This project demonstrates some simple social graph analysis based on the largest publicly available crawl of the twitter social graph. This data was collected by Kwak, Haewoon and Lee, Changhyun and Park, Hosung and Moon, Sue in 2009.
This 5 gigabyte compressed (26 gigabyte uncompressed) dataset makes for a good excuse to use MapReduce and MrJob for processing. MrJob makes it easy to test MapReduce jobs locally as well as run them on a local Hadoop cluster or on Amazon's Elastic MapReduce.
Analyzing the data
This project contains two MapReduce jobs:
- A simple single-stage MapReduce job that reads the data in and sums the number of followers each user has.
- This is a two-phase MapReduce job that first sums the number of followers a each user has then for each follower count sums the number of users that have that number of followers. This is one of many interesting ways at looking at this raw data.
Running the jobs
The following assumes you have a modern Python and have already installed MrJob (pip install MrJob or easy_install MrJob or install it from source).
To run the sample data locally:
$ python jobs/follower_count.py data/twitter_synthetic.txt
This should print out a summary of how many followers each user (represented by id) has:
5 2 6 1 7 3 8 2 9 1
You can also run a larger sample (the first 10 million rows of the full dataset mentioned above) locally though it will likely take several minutes to process:
$ python jobs/follower_count.py data/twitter_sample.txt.gz
After editing conf/mrjob-emr.conf you can also run the sample on Elastic MapReduce:
$ python jobs/follower_count.py -c conf/mrjob-emr.conf -r emr -o s3://your-bucket/your-output-location --no-output data/twitter_sample.txt.gz
You can also upload data to an S3 bucket and reference it that way:
$ python jobs/follower_count.py -c conf/mrjob-emr.conf -r emr -o s3://your-bucket/your-output-location --no-output s3://your-bucket/twitter_sample.txt.gz
You may also download the full dataset and run either the follower count or the histogram job. The following general steps are required:
- Download the whole data file from Kwak, Haewoon and Lee, Changhyun and Park, Hosung and Moon, Sue via bittorrent. I did this on a small EC2 instance in order to make uploading to S3 easier.

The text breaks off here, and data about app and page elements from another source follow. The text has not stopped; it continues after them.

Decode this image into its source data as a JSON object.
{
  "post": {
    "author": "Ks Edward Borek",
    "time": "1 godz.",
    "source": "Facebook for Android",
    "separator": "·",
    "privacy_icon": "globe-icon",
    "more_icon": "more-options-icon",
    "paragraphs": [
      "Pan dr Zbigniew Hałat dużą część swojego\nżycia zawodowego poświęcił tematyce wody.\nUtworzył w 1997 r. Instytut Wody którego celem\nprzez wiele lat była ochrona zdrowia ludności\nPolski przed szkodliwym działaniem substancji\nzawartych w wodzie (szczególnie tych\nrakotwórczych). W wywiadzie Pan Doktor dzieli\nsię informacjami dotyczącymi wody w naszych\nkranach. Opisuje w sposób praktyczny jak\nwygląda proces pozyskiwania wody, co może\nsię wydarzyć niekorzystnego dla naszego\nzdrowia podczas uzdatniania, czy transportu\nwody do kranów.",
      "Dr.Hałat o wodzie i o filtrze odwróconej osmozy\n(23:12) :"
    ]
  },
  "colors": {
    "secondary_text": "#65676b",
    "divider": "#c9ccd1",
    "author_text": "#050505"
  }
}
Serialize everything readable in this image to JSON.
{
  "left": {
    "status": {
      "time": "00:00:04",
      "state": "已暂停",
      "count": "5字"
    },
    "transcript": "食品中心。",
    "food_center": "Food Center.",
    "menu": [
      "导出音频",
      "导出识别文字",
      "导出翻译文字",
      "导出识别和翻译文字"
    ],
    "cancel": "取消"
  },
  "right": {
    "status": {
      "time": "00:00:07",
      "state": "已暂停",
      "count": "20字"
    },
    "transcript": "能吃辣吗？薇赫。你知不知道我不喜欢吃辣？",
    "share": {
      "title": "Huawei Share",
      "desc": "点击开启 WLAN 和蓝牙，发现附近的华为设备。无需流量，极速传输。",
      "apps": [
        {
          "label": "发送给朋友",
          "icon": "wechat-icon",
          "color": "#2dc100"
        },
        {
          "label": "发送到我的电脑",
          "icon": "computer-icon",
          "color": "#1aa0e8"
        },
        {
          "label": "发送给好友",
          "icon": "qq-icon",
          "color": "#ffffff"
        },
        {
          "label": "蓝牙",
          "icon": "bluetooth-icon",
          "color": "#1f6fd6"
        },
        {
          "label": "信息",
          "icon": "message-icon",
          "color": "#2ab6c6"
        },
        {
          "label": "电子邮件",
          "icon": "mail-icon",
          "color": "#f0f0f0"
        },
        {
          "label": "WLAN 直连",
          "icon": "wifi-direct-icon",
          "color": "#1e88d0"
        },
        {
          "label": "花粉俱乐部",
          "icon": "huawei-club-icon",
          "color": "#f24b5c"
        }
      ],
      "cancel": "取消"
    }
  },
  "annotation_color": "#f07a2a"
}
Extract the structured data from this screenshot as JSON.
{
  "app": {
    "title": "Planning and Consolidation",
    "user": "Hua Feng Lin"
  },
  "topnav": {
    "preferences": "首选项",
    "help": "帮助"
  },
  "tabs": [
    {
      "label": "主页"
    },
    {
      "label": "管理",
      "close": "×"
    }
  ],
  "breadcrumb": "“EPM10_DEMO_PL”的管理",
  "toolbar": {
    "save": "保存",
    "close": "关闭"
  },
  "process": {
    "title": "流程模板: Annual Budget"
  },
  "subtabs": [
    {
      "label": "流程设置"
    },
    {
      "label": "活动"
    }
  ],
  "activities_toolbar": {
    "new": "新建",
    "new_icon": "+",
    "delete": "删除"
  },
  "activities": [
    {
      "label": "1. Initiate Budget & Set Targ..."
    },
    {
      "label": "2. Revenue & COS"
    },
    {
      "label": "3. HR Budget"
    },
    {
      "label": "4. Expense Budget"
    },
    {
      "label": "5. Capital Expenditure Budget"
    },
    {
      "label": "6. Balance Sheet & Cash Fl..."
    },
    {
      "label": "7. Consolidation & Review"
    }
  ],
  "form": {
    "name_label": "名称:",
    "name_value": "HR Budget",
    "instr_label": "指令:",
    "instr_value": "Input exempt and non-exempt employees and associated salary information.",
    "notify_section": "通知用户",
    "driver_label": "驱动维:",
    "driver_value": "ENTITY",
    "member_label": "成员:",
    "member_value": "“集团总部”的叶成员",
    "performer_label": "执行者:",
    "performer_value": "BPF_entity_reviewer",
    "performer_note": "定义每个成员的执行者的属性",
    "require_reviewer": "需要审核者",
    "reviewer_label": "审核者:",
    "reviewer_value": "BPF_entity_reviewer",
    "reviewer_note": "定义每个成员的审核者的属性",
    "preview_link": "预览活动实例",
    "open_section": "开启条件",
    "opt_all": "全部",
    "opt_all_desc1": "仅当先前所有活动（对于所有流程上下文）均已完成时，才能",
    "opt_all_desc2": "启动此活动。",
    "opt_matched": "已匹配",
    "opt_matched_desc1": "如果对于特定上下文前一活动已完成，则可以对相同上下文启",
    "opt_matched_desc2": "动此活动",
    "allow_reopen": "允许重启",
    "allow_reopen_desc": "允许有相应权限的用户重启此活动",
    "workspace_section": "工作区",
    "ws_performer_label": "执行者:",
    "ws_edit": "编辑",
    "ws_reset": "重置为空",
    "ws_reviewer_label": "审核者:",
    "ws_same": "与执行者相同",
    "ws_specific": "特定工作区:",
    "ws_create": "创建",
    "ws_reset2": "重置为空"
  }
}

- To make processing faster, decompress it, split it in to lots of smaller files (split -l 10000000 for example).
- Upload to an S3 bucket.
- Run the full job (it took a little over 15 minutes to read through 1.47 billion relationships and took just over an hour to complete).
python jobs/follower_histogram.py -c conf/mrjob-emr.conf -r emr -o s3://your-bucket/your-output-location --no-output s3://your-split-input-bucket/
Speeding things up with PyPy
While there are lots of other things to explore in the data, I also wanted to be able to run PyPy on Elastic MapReduce. Through the use of bootstrap actions, we can prepare our environment to use PyPy and tell MrJob to execute jobs with PyPy instead of system Python. The following need to be added to your configuration file (and vary between 32 and 64 bit):
# Use PyPy instead of system Python bootstrap_scripts: - bootstrap-pypy-64bit.sh python_bin: /home/hadoop/bin/pypy
This configuration change (available in conf/mrjob-emr-pypy-32bit.conf and conf/mrjob-emr-pypy-64bit.conf) also makes use of a custom bootstrap script found in conf/bootstrap-pypy-32bit.sh and conf/bootstrap-pypy-64bit.sh).
A single run of follower_histogram.py with 8 c1.xlarge instances took approximately 66 minutes using Elastic MapReduce's system Python. A single run with the same configuration took approximately 44 minutes. While not a scientific comparison, that's a pretty impressive speedup for such a simple task. PyPy should speed things up even more for more complex tasks.